[Dataset extract]

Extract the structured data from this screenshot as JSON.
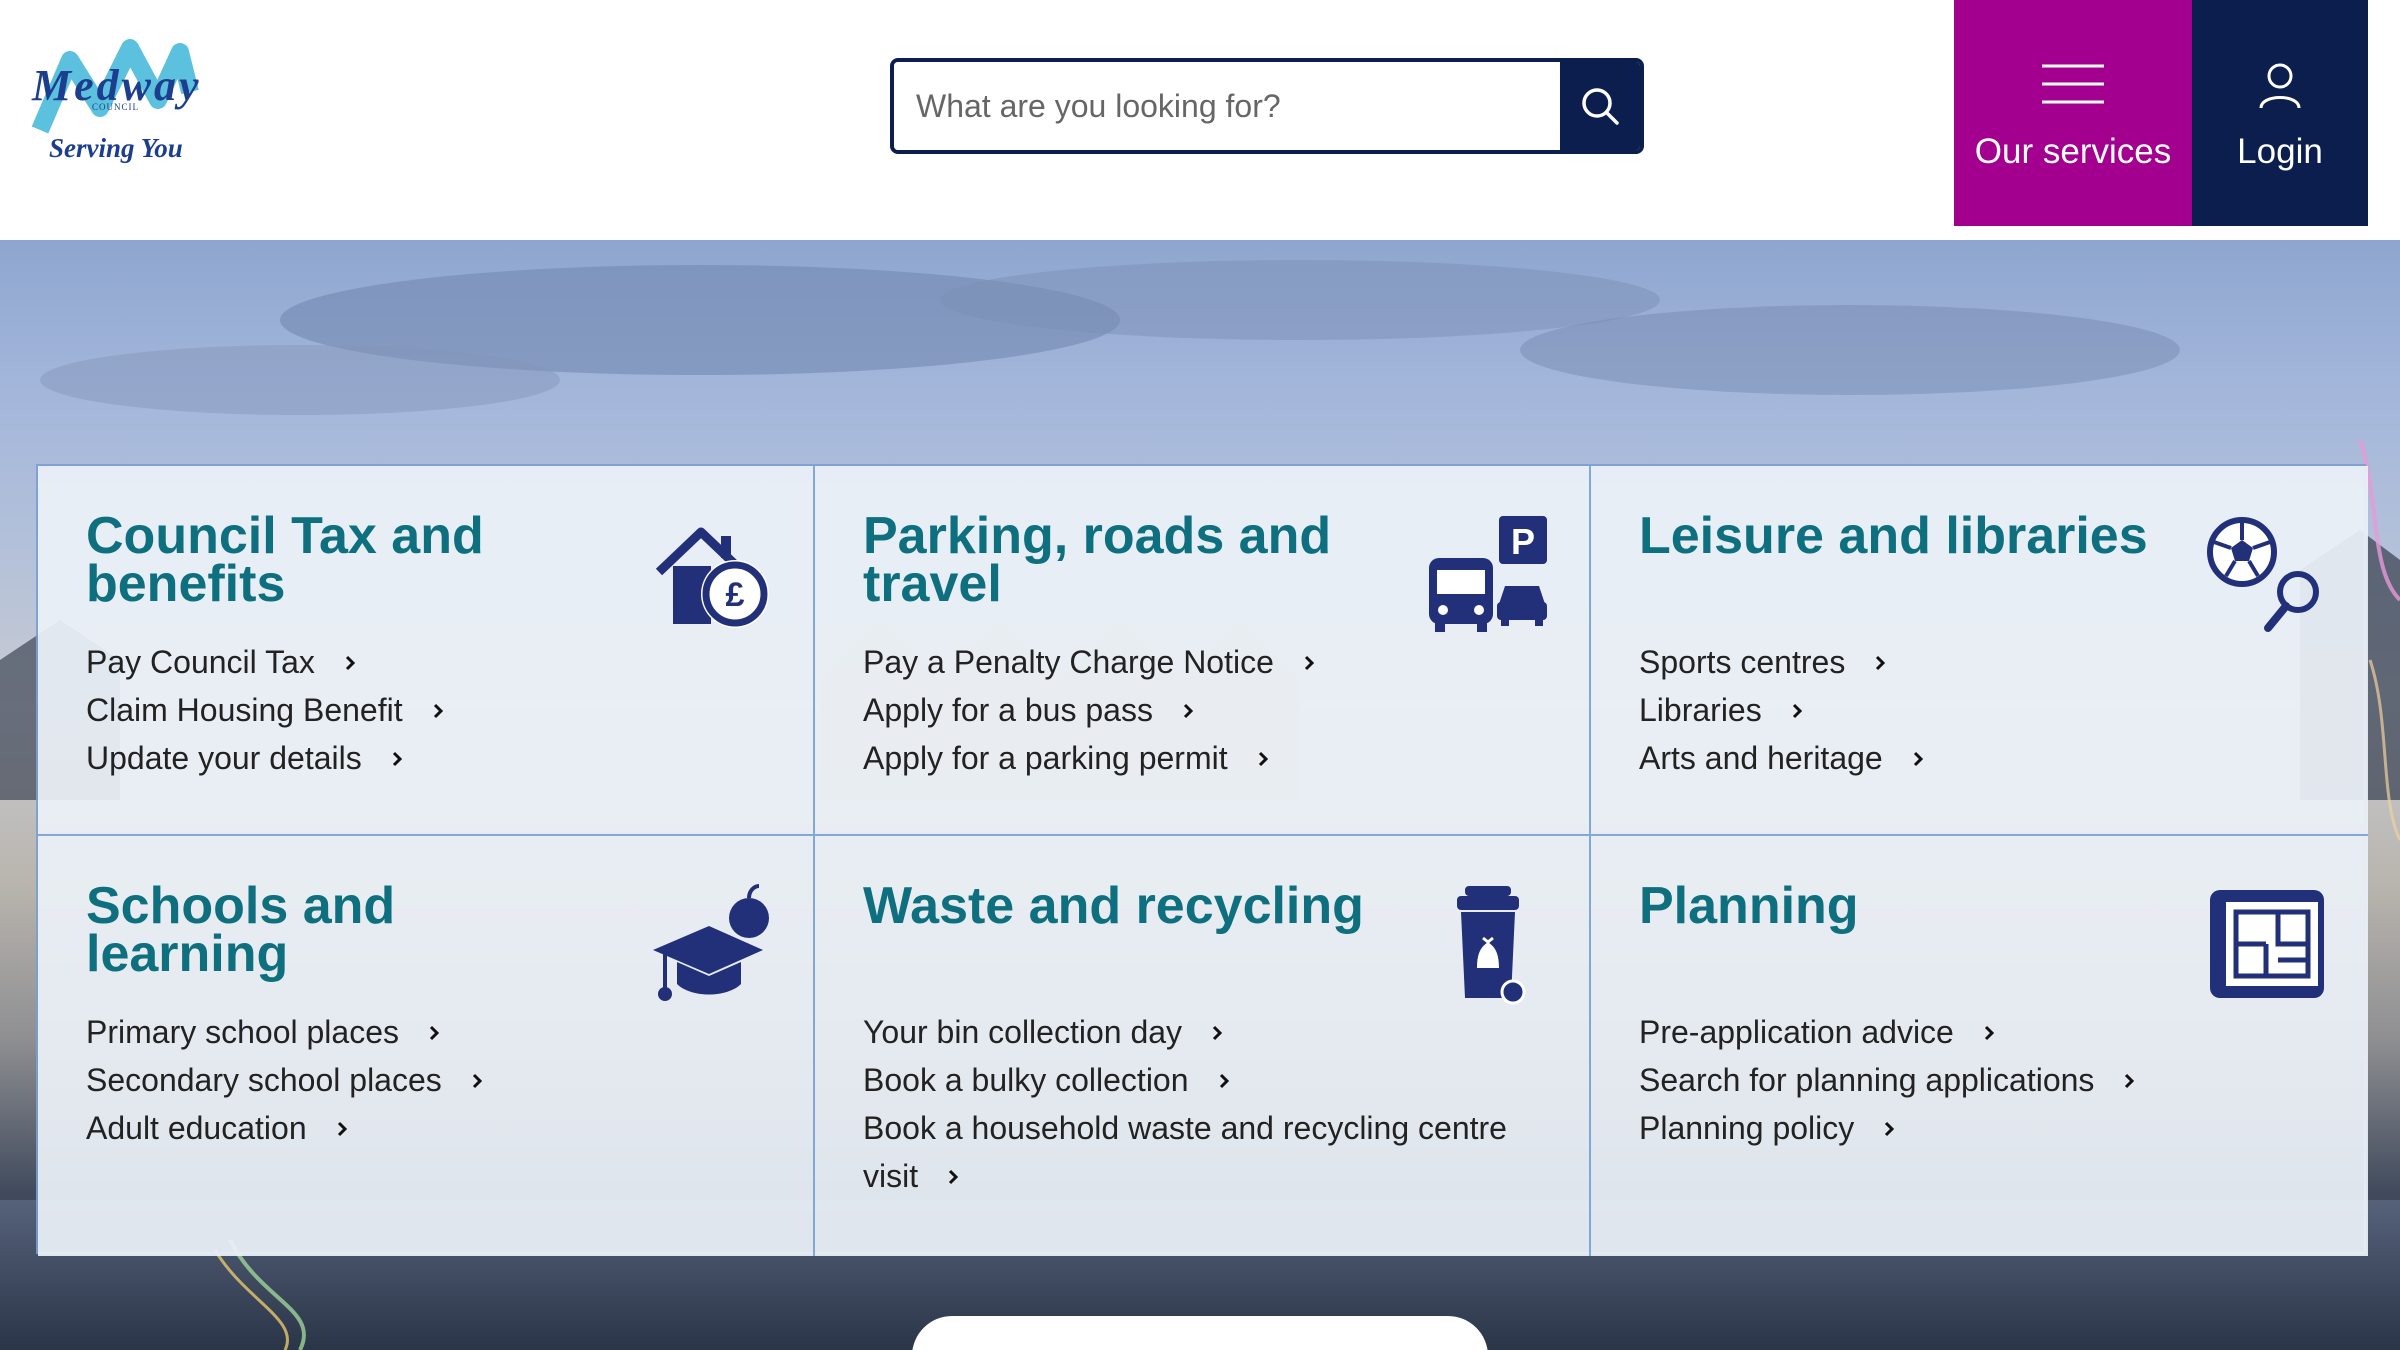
{
  "header": {
    "logo": {
      "name": "Medway",
      "council": "COUNCIL",
      "tagline": "Serving You"
    },
    "search": {
      "placeholder": "What are you looking for?",
      "button_icon": "search-icon"
    },
    "services_button": {
      "label": "Our services",
      "icon": "menu-icon"
    },
    "login_button": {
      "label": "Login",
      "icon": "user-icon"
    }
  },
  "colors": {
    "brand_navy": "#0b1e4e",
    "services_magenta": "#a3008f",
    "title_teal": "#0e6f7f",
    "icon_blue": "#22307a"
  },
  "services": [
    {
      "title": "Council Tax and benefits",
      "icon": "house-pound-icon",
      "links": [
        "Pay Council Tax",
        "Claim Housing Benefit",
        "Update your details"
      ]
    },
    {
      "title": "Parking, roads and travel",
      "icon": "bus-car-parking-icon",
      "links": [
        "Pay a Penalty Charge Notice",
        "Apply for a bus pass",
        "Apply for a parking permit"
      ]
    },
    {
      "title": "Leisure and libraries",
      "icon": "football-magnifier-icon",
      "links": [
        "Sports centres",
        "Libraries",
        "Arts and heritage"
      ]
    },
    {
      "title": "Schools and learning",
      "icon": "mortarboard-apple-icon",
      "links": [
        "Primary school places",
        "Secondary school places",
        "Adult education"
      ]
    },
    {
      "title": "Waste and recycling",
      "icon": "bin-bag-icon",
      "links": [
        "Your bin collection day",
        "Book a bulky collection",
        "Book a household waste and recycling centre visit"
      ]
    },
    {
      "title": "Planning",
      "icon": "floor-plan-icon",
      "links": [
        "Pre-application advice",
        "Search for planning applications",
        "Planning policy"
      ]
    }
  ]
}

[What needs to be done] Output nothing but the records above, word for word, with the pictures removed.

[Result for this task]
Extract the structured data from this screenshot as JSON.
{
  "header": {
    "logo": {
      "name": "Medway",
      "council": "COUNCIL",
      "tagline": "Serving You"
    },
    "search": {
      "placeholder": "What are you looking for?",
      "button_icon": "search-icon"
    },
    "services_button": {
      "label": "Our services",
      "icon": "menu-icon"
    },
    "login_button": {
      "label": "Login",
      "icon": "user-icon"
    }
  },
  "colors": {
    "brand_navy": "#0b1e4e",
    "services_magenta": "#a3008f",
    "title_teal": "#0e6f7f",
    "icon_blue": "#22307a"
  },
  "services": [
    {
      "title": "Council Tax and benefits",
      "icon": "house-pound-icon",
      "links": [
        "Pay Council Tax",
        "Claim Housing Benefit",
        "Update your details"
      ]
    },
    {
      "title": "Parking, roads and travel",
      "icon": "bus-car-parking-icon",
      "links": [
        "Pay a Penalty Charge Notice",
        "Apply for a bus pass",
        "Apply for a parking permit"
      ]
    },
    {
      "title": "Leisure and libraries",
      "icon": "football-magnifier-icon",
      "links": [
        "Sports centres",
        "Libraries",
        "Arts and heritage"
      ]
    },
    {
      "title": "Schools and learning",
      "icon": "mortarboard-apple-icon",
      "links": [
        "Primary school places",
        "Secondary school places",
        "Adult education"
      ]
    },
    {
      "title": "Waste and recycling",
      "icon": "bin-bag-icon",
      "links": [
        "Your bin collection day",
        "Book a bulky collection",
        "Book a household waste and recycling centre visit"
      ]
    },
    {
      "title": "Planning",
      "icon": "floor-plan-icon",
      "links": [
        "Pre-application advice",
        "Search for planning applications",
        "Planning policy"
      ]
    }
  ]
}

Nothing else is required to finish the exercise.